Receptors are typically envisaged as cell surface recognition sites for endogenous hormones, neurotransmitters, and neuromodulators. They are coupled to various signal transduction systems located both within the membrane and intracellularly, and can therefore regulate responses to the cellular/tissue microenvironment.

Receptors can be defined in terms of their selectivity, the saturability and reversibility of ligand binding, and functionality. The definition of a receptor in both pharmacological and physiological terms requires that it has specific interactions with ligands that belong to a given pharmacological class.

Receptors are complex proteins with multiple potential ligand recognition sites, including sites that may be distinct from the endogenous agonist recognition site and may actually reside on distinct proteins that are part of the receptor complex.

Such receptor modulatory sites may represent novel drug targets, e.g., allosteric or modulatory sites. The effect of benzodiazepines (BZs) on GABAA receptor function illustrates the conceptualization of ancillary drug targets and the elusive nature of the proposed endogenous modulator, presumed to be a "BZ-like" substance.

In septic shock, the induction of a toxic cytokine receptor-mediated cascade has significantly complicated the search for new drugs to treat this condition. This emphasizes the need to define key targets in critical pathways rather than attempt to treat their sequelae.

It is possible that many diseases are the result of multifactorial events that vary during the pathophysiological course of the illness. For instance, >32 discrete gene loci have been associated with schizophrenia. Therefore, drug targets that are downstream from key points in the disease transduction pathway may not be the optimal targets for treating the disorder.

Hot Receptors by Drug Target

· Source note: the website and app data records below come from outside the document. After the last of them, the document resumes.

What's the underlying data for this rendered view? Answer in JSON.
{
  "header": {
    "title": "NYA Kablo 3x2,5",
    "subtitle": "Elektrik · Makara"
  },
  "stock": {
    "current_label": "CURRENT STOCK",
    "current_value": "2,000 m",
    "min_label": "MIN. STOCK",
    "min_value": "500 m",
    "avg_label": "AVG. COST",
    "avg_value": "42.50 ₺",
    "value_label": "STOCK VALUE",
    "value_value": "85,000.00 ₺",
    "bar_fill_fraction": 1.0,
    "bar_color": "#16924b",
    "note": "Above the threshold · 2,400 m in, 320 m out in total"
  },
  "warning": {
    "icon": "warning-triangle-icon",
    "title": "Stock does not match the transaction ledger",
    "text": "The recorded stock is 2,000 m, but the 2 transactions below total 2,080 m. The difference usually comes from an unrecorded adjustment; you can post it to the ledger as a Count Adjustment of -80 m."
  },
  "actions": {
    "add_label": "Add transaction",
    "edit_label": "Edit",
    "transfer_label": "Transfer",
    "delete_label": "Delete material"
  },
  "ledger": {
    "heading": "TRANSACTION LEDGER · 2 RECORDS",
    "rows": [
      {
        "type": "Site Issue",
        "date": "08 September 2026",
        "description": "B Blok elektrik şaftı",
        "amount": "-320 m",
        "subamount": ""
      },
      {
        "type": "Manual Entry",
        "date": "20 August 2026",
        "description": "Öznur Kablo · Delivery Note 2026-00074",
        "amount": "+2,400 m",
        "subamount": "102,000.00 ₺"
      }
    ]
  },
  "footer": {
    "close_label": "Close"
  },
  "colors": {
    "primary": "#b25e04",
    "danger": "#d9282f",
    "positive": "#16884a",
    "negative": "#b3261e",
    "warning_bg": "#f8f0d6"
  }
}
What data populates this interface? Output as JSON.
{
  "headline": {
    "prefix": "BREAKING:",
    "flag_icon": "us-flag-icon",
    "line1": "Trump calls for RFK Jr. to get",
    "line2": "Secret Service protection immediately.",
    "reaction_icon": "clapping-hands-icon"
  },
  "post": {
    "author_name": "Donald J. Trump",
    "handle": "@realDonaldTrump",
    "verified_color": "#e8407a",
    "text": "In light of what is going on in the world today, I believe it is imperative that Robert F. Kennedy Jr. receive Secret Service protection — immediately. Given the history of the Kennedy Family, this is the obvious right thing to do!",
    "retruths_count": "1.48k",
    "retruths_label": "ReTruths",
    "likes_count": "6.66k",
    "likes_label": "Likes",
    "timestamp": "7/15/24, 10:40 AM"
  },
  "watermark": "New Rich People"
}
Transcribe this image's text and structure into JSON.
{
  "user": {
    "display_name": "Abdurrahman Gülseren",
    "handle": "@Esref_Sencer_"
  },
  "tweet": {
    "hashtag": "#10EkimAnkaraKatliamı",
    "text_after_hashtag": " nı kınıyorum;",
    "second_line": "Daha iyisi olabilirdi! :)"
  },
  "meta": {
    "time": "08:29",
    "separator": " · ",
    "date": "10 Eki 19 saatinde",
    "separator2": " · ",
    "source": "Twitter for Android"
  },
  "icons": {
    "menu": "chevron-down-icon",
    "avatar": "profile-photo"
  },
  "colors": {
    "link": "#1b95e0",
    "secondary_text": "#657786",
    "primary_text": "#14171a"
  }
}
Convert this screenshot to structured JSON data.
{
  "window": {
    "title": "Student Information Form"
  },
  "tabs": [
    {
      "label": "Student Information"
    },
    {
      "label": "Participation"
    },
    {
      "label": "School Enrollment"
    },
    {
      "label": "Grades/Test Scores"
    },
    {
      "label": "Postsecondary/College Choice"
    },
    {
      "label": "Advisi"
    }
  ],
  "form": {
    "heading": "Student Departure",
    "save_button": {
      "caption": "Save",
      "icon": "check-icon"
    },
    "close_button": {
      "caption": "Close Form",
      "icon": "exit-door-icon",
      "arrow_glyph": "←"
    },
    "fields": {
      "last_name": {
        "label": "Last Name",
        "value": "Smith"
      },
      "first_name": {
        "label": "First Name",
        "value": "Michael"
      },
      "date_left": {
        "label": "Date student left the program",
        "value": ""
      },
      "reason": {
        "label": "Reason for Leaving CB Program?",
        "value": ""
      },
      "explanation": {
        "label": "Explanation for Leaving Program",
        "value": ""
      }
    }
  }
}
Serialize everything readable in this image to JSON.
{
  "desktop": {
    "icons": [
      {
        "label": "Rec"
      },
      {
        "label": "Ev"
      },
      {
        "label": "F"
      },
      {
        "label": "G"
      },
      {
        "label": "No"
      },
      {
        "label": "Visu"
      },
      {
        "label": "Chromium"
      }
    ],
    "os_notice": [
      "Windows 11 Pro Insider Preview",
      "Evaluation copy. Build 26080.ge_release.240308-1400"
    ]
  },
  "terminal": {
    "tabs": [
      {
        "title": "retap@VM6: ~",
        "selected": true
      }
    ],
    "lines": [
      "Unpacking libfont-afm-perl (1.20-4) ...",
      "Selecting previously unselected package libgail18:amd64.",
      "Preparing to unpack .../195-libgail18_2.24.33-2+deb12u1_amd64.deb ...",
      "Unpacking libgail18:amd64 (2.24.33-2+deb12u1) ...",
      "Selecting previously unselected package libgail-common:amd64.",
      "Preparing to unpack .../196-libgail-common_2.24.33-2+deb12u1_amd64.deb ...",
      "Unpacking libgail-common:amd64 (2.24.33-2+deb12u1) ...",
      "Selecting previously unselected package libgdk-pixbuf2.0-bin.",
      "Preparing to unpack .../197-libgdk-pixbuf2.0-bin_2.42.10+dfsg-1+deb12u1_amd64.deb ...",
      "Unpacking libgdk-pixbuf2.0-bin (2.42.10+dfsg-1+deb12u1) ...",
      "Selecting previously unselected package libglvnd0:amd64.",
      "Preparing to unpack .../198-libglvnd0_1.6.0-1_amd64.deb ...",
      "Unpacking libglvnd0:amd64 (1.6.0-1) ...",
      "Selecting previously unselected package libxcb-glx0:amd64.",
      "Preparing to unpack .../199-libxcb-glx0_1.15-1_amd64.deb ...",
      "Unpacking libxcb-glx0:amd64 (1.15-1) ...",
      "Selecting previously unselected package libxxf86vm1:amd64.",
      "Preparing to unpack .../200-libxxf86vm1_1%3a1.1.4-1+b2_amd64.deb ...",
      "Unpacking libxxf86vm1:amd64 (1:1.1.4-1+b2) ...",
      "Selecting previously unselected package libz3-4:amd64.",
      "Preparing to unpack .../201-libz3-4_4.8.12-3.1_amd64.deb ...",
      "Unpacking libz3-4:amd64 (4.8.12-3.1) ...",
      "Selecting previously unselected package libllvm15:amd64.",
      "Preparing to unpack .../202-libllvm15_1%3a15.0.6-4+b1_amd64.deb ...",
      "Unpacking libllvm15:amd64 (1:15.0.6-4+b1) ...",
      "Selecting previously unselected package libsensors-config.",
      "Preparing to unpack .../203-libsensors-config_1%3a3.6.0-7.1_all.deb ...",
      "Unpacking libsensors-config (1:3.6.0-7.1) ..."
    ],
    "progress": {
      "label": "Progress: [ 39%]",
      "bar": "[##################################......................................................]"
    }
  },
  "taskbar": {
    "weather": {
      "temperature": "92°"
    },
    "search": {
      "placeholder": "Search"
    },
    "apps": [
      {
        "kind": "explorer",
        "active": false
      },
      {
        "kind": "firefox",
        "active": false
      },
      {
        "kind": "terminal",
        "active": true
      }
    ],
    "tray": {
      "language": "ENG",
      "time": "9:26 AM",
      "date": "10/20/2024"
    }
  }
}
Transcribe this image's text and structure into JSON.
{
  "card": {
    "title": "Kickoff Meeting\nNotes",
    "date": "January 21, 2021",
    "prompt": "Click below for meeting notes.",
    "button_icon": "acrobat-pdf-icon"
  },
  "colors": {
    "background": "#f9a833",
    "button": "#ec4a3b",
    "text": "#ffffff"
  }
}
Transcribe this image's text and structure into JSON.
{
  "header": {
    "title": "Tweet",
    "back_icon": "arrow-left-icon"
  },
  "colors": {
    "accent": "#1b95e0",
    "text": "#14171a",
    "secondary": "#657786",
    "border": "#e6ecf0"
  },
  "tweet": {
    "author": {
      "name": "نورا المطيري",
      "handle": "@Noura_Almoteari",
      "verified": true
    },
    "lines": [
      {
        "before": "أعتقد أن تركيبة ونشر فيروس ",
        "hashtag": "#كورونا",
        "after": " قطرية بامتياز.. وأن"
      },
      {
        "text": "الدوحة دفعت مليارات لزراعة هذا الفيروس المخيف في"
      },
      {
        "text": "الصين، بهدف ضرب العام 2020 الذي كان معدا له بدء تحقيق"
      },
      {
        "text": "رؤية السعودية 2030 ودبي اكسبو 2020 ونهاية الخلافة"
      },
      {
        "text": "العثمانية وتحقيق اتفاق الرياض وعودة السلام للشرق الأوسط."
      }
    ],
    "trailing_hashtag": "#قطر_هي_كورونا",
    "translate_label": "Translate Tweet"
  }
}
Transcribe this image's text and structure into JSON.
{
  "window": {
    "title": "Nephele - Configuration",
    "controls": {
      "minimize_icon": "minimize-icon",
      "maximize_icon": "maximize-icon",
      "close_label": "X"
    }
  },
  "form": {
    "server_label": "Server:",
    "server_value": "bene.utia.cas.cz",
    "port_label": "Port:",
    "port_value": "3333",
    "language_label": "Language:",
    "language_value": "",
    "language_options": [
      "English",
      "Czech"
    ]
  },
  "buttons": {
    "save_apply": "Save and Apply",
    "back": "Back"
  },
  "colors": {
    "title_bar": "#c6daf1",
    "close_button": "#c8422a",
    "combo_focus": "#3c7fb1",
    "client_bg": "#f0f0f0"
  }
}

Host Defense Receptors as Drug Target Cell Adhesion Receptors as Drug Target
Nuclear Hormone Receptors/NHRs as Drug Target Receptor Tyrosine Phosphatases as Drug Target
G‐Protein‐Coupled Receptors/GPCRs as Drug Target Receptor Tyrosine Kinases/RTKs as Drug Target
Receptor Serine/Threonine Kinases (RSTKs) as Drug Target G‐Protein‐Coupled Receptor/GPCR Ligands as Drug Target


1. Williams M. Receptors as drug targets[J]. Current Protocols in Pharmacology, 2006.

2. Chen J F, et al. Adenosine receptors as drug targets—what are the challenges?[J]. Nature reviews Drug discovery, 2013, 12(4): 265-286.

Receptors Classification
What are Receptors
Cytokine Receptors
Growth Factor Receptors
Fc Receptor / FcR
Receptors by Differentiation Cells
B Cell Receptor
Dendritic Cell Receptor
Granulocyte Receptor
Monocyte Receptor
NK Cell Receptor
Stem Cell Receptor
T Cell Receptor
Receptors by Drug Target
GPCRs as Drug Target
GPCR Ligands as Drug Target
Nuclear Hormone Receptors as Drug Target
Cell Adhesion Receptors as Drug Target
Host Defense Receptors as Drug Target
Enzyme-Linked Receptors as Drug Target
Other Receptors as Drug Target
Receptors by Functions
Receptors Related to Innate Immunity
Receptors Related to Cell Activation
Receptors Related to CD Antigens
Receptors Related to Cell Adhesion
Receptors Related to Signaling Pathways
Receptors Reagent Products
Receptors Recombinant Protein
Receptors cDNA Clones
Anti-Receptors Antibody
Receptors ELISA Kits
Receptors by Species
Human Receptor
Mouse Receptor